*** Begin section ***

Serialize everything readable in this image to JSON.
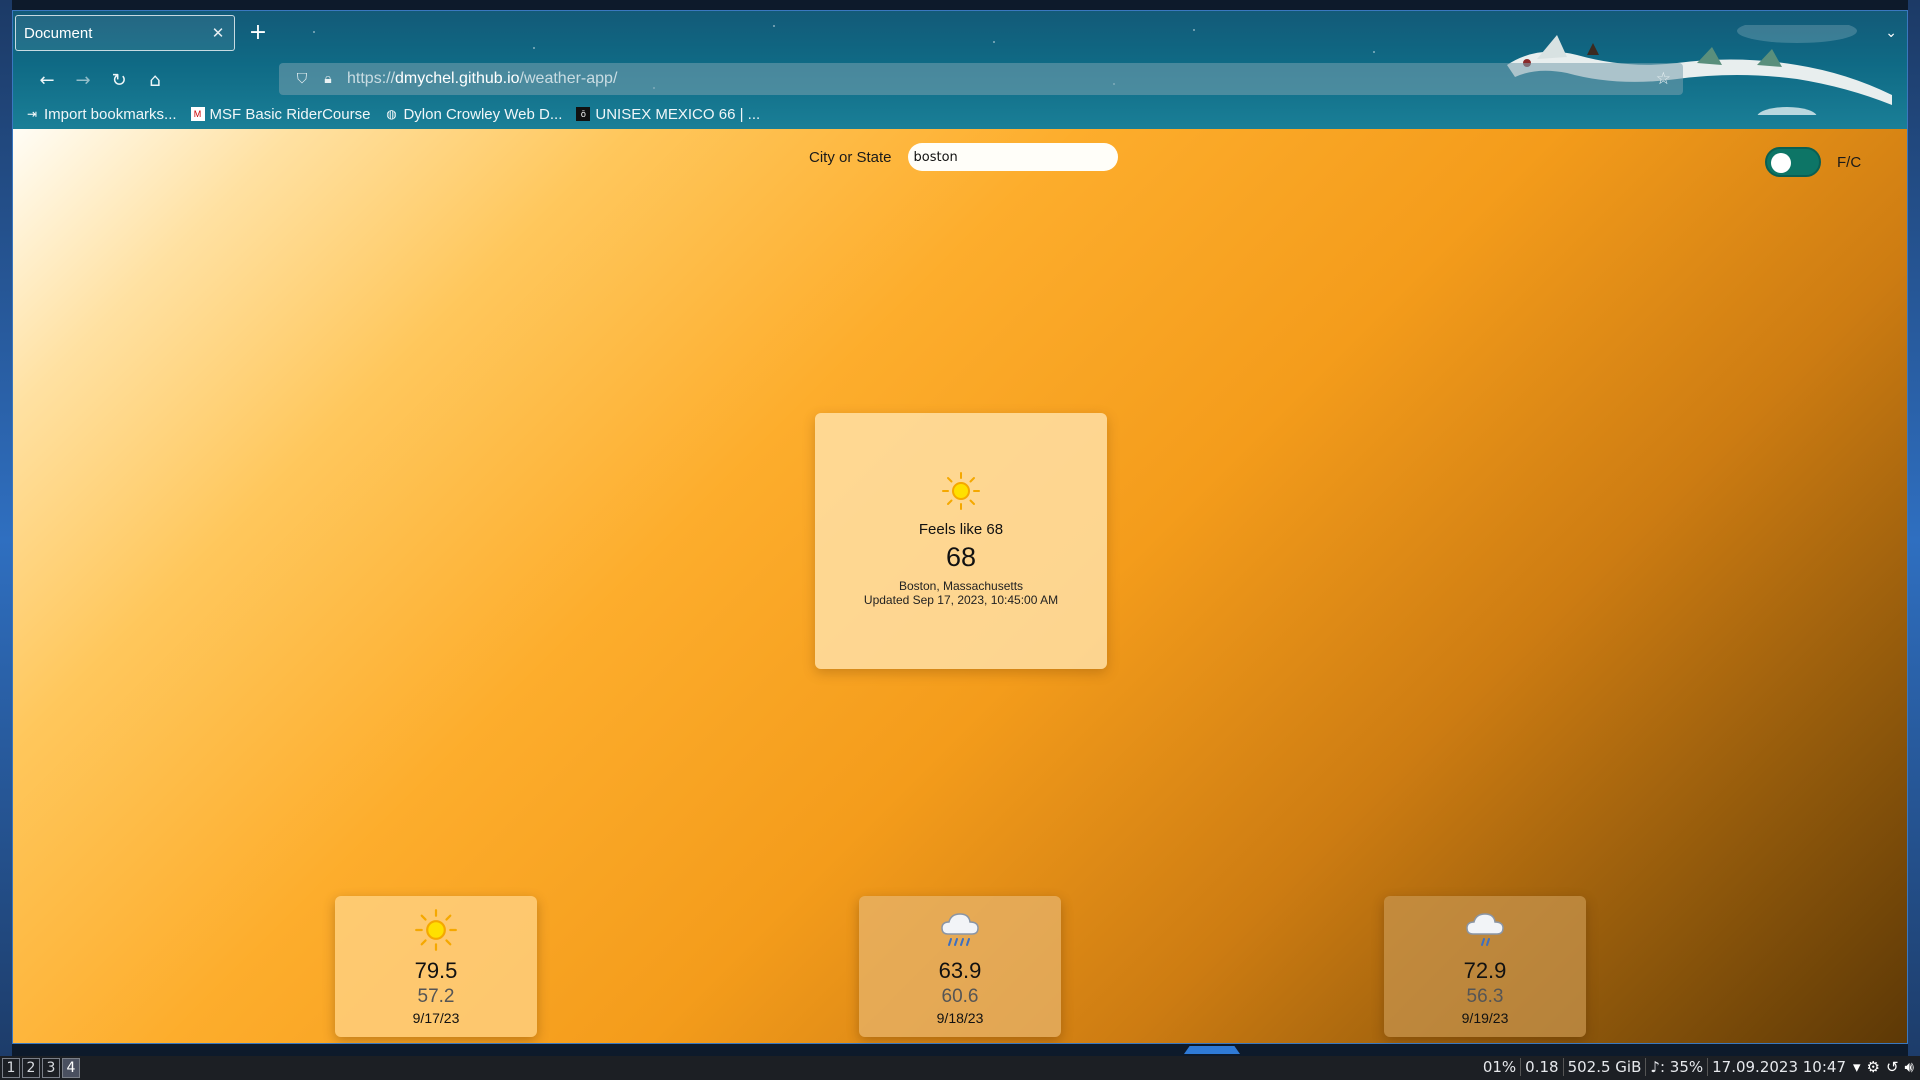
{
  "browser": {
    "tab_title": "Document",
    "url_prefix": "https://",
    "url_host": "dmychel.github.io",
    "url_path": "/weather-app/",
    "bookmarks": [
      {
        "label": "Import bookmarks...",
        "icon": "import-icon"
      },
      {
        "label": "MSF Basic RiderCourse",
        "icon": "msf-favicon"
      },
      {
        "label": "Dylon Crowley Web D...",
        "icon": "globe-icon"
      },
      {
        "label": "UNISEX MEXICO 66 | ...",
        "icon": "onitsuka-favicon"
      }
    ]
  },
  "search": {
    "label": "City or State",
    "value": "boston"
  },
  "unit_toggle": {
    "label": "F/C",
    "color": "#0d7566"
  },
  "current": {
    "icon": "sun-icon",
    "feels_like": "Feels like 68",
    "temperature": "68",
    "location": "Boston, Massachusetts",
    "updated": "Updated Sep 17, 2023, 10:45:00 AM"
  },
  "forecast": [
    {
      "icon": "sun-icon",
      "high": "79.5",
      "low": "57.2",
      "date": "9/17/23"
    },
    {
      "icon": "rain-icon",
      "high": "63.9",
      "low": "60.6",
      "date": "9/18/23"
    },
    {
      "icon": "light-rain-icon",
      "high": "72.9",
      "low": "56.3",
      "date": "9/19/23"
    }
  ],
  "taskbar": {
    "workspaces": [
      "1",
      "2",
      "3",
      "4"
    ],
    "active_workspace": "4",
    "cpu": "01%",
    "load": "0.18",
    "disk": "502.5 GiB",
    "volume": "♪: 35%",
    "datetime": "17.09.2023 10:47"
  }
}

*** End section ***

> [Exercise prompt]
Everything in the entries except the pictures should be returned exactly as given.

> [Written answer]
Serialize everything readable in this image to JSON.
{
  "browser": {
    "tab_title": "Document",
    "url_prefix": "https://",
    "url_host": "dmychel.github.io",
    "url_path": "/weather-app/",
    "bookmarks": [
      {
        "label": "Import bookmarks...",
        "icon": "import-icon"
      },
      {
        "label": "MSF Basic RiderCourse",
        "icon": "msf-favicon"
      },
      {
        "label": "Dylon Crowley Web D...",
        "icon": "globe-icon"
      },
      {
        "label": "UNISEX MEXICO 66 | ...",
        "icon": "onitsuka-favicon"
      }
    ]
  },
  "search": {
    "label": "City or State",
    "value": "boston"
  },
  "unit_toggle": {
    "label": "F/C",
    "color": "#0d7566"
  },
  "current": {
    "icon": "sun-icon",
    "feels_like": "Feels like 68",
    "temperature": "68",
    "location": "Boston, Massachusetts",
    "updated": "Updated Sep 17, 2023, 10:45:00 AM"
  },
  "forecast": [
    {
      "icon": "sun-icon",
      "high": "79.5",
      "low": "57.2",
      "date": "9/17/23"
    },
    {
      "icon": "rain-icon",
      "high": "63.9",
      "low": "60.6",
      "date": "9/18/23"
    },
    {
      "icon": "light-rain-icon",
      "high": "72.9",
      "low": "56.3",
      "date": "9/19/23"
    }
  ],
  "taskbar": {
    "workspaces": [
      "1",
      "2",
      "3",
      "4"
    ],
    "active_workspace": "4",
    "cpu": "01%",
    "load": "0.18",
    "disk": "502.5 GiB",
    "volume": "♪: 35%",
    "datetime": "17.09.2023 10:47"
  }
}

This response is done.